One in ten children will be sexually abused before age eighteen.
One in ten.
Children who are sexually abused often feel alone. They feel shame and guilt for the abuse that is happening to them. Many are too afraid to tell, in fear that the perpetrator may hurt them or someone they love, and some who do tell are not believed or dismissed.
In most cases, the child is sexually abused by someone they know, and often trust. This can make it even harder for them to tell. By trusting the abuser, they might not know what is happening is wrong, or they may feel obligated to keep the secret.
The abuse starts before a child’s eighth birthday for 20% of children who are sexually abused. When the abuse starts at a young age, the abuser has the time to “groom” the child, and make them believe what is happening is normal, or is their special secret. Abusers know the tricks that work to keep themselves out of trouble, and in control of the child.
Abusers are conniving people, who are looking to get their needs met. Many times, they have been abused themselves as children, but that does not justify their actions. They know what it is like to be on the other side of the abuse, and yet, they allow the cycle to continue. Instead of being a voice for the children, they place their hand tightly over the child’s mouth and steal their innocence. They know what it is like, and yet, they chose to harm a child.
My sister, my daughter, and I are in these statistics. The level of abuse varies for each of us, but the trauma caused at the hands of our perpetrators lingers inside of us. We have good days, and bad. We have days that we love ourselves, and others where we loath ourselves. There is anger and rage, guilt and shame. We question our worth. And wonder, “was it really that bad?”
Anytime a child is victimized, it is that bad.
It does not matter if it happened once, or a thousand time. The scars are there. Trust is broken. And the world becomes a different place. Three girls were touched before their eighth birthday, by men we knew. We carried secrets inside of us until we were able to release them. And we fought back.We made our voices heard. We were brave. We were strong. We put one foot in front of the other everyday to carry us a little further from our past. The few moments of the abusers’ gratification left us with a lifetime of imbedded trauma. It is our choice to ignore it or to own it and work through it.

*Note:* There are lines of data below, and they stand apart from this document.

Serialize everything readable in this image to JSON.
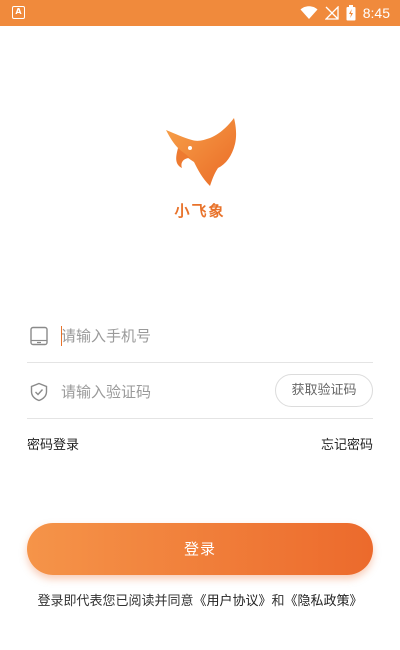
{
  "status_bar": {
    "app_icon_letter": "A",
    "time": "8:45",
    "icons": [
      "wifi-icon",
      "signal-icon",
      "battery-icon"
    ]
  },
  "app": {
    "name": "小飞象",
    "logo_icon": "elephant-logo-icon",
    "brand_color": "#f08a3c"
  },
  "form": {
    "phone": {
      "icon": "phone-icon",
      "placeholder": "请输入手机号",
      "value": ""
    },
    "code": {
      "icon": "shield-check-icon",
      "placeholder": "请输入验证码",
      "value": "",
      "get_code_label": "获取验证码"
    },
    "password_login_label": "密码登录",
    "forgot_password_label": "忘记密码",
    "login_label": "登录"
  },
  "agreement": {
    "prefix": "登录即代表您已阅读并同意",
    "user_agreement": "《用户协议》",
    "and": "和",
    "privacy_policy": "《隐私政策》"
  }
}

I believe there are more than one in ten children that are sexually abused. I believe the number is much larger, but they are not ready to share their secret just yet. I believe the problem is much bigger than we know. This is a problem that we need to help with, and telling our stories is the first thing we can do.
When we share our stories, the isolation a child feels is lifted a little. The more they hear of others facing what they are facing helps take away some of the shame. A camaraderie is felt, and the world doesn’t feel so alone. These are the reasons I share my story. I know what it feels like to wonder if I was the only one. The isolation alone was enough to crush me, and the fear of what other people would think of me caused me undue stress. I didn’t know there were others.
Our voices will echo throughout the land.
“You are not alone.”
“It is not your fault.”
“You did nothing wrong.”
“You are strong.”
“You are loved.”
Tell your story. Share with others how far you have come, or how far you want to go. Together, we have the power to change the stigma attached to childhood sexual abuse.